Still, in many quarters, both public and official sentiment in favor of population control remains strong. Most arguments allude to some version of the statistic contained in this passage from a March 7 editorial in the Communist Party-owned, pro-government Global Times newspaper: “We have avoided more than 400 million people being born in China since the 1980s, relieving the stress on national finances.”
Popular support for this point of view, and extensions of it, are not hard to find on Chinese microblogs. For example, on March 12, a microblogger in Shanghai, reacting to news that the population-control policies might be relaxed, could not contain his contempt:
“Family Planning Commission officials: watering down population control policies to solve the problems of an aging population is like drinking poison to quench thirst. The problems posed by an aging population will pass, but unleash our fertility and we’ll be ruined.”
Arguably, a bigger impediment to the reform of China’s population policy is that China’s National Population and Family Planning Commission, the agency in charge of enforcing population control, reportedly employs more than 500,000 people. This makes it a particularly potent political force in a country where public-sector employment remains an important means of patronage and economic development. Outright abolition of the agency and its policies would create more problems than it would solve — at least, from the perspective of Chinese leaders primarily concerned with stability.
A more cautious political approach is needed. A key first step came last week during the 2013 two sessions, when, as part of a restructuring of China’s State Council (roughly equivalent to a U.S. presidential cabinet), China’s new government merged the National Population and Family Planning Commission with the Health Ministry. The restructuring siphoned off responsibility for what Xinhua, the state-owned newswire, reported as “drawing up the population development strategies and population policies” from the National Population and Family Planning Commission to the National Development and Reform Commission, China’s chief economic planning agency. By doing this, China’s new government seems to be explicitly connecting its population policy making to the macroeconomic trends that have begun to worry economists at home and abroad.
The purpose of the merger is at once obvious and murky: Obvious in that it weakens the powerful National Population and Family Planning Commission but murky in that commission’s focus is much altered. It’s a point made by Wang Yukai, a professor with the Chinese Academy of Governance, in an interview with Xinhua: “’After the integration, China still needs to keep to its family planning policy, but what is more important is that China must strive to improve the quality of the population,’ he said, referring to boosting various aspects of people’s lives, including education, health and general well-being.” Though Xinhua did not spell out any specific policies, a public shift toward more qualitative, rather than quantitative, targets is monumental.

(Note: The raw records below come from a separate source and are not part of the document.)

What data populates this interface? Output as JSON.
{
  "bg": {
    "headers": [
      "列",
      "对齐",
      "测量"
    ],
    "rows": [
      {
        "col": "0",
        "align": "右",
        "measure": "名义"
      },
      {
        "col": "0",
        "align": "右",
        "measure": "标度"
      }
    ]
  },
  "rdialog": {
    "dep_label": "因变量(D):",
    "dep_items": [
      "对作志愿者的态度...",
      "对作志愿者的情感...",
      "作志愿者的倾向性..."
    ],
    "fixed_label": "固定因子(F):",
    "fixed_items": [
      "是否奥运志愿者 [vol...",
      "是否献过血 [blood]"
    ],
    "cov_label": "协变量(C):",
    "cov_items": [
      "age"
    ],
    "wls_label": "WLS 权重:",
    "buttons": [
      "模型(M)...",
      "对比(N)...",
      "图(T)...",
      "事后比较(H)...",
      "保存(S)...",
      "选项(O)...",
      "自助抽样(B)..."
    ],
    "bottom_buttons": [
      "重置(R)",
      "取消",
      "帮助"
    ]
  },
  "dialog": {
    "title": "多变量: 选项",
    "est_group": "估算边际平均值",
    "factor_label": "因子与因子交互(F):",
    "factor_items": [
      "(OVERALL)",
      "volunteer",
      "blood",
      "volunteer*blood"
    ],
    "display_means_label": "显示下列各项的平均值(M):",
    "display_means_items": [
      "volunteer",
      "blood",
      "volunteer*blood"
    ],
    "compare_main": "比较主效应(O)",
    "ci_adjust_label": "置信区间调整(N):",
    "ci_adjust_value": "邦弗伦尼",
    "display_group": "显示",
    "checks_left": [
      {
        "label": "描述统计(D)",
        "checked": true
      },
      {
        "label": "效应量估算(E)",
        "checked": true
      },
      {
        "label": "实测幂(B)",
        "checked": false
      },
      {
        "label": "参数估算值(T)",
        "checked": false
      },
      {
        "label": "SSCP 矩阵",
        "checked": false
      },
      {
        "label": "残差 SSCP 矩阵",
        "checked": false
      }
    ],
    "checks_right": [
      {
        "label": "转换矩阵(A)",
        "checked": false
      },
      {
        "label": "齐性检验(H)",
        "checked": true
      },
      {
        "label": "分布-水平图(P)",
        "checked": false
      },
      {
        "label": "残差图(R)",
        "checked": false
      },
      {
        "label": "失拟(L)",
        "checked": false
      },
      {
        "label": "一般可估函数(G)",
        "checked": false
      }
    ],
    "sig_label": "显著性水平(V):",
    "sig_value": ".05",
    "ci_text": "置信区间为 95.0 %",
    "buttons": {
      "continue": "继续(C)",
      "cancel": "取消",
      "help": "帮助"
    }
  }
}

Still, it’s taken more than 30 years for the negative economic consequences of China’s population-control policy to become serious enough to inspire reform. Surely, a demographic rebalancing will take as long. But even if the economic benefits of reform are far off, the more important humane effects could be felt sooner, providing Chinese citizens with expanded, though still limited, reproductive freedoms that they haven’t known in decades.
Adam Minter, the Shanghai correspondent for the World View blog, is writing Junkyard Planet, a book on the global recycling industry.